According to Roger Ebert. Million Dollar Baby, Kill Bill, Volume 2, and Vera Drake are the top 3. I missed Spiderman 2, but does it really deserve to be #4?
Top 50 Records of the Year
According to Rolling Stone. I'm skeptical of any such list that includes Aerosmith, Jimmy Buffett, and Elton John. But I will admit I haven't heard those masterpieces, so I could be the one missing out. Glad to see Elliott Smith, Prince and Wilco on the list.
Conservatism in Desperate Housewives
The Nation's Richard Goldstein thinks that the theme of irony over the simultaneous Bush electoral dominance, with the Nielson dominance of Desperate Housewives, is just hype. The show, he says, is pure red-state, against all prevailing opinion.
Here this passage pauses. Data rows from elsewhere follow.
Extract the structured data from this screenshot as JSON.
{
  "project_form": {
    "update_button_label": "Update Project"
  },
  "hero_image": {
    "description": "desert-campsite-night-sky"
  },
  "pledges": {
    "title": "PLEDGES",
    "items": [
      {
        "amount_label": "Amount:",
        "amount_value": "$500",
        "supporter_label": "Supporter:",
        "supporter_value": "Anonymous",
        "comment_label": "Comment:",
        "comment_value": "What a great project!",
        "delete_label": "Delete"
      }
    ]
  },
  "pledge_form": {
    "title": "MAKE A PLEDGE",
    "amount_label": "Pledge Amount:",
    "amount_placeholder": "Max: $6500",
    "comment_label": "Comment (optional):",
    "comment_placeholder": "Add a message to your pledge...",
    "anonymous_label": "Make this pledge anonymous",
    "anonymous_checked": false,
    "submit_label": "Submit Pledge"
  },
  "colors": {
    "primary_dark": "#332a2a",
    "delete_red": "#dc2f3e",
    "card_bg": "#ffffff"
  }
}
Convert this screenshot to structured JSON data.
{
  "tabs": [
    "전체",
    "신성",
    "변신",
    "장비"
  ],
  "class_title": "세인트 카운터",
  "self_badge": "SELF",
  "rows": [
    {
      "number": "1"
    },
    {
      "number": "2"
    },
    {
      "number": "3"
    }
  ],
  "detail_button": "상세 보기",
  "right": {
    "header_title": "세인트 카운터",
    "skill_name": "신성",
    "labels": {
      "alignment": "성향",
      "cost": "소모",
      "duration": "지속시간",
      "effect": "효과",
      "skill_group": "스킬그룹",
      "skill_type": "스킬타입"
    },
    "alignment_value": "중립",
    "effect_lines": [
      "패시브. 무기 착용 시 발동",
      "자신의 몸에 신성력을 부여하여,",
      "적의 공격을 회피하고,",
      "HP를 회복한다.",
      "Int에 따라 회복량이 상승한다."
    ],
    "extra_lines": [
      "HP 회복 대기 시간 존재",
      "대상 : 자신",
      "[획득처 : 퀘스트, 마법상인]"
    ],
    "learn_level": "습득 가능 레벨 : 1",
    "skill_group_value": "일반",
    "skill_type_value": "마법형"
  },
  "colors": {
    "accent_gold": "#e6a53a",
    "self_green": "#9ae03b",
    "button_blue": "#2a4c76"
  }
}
Weekend Box office
1. Lemony Snicket's Series of Unfortunate Events
2. Ocean's Twelve
4. Polar Express
5. Blade: Trinity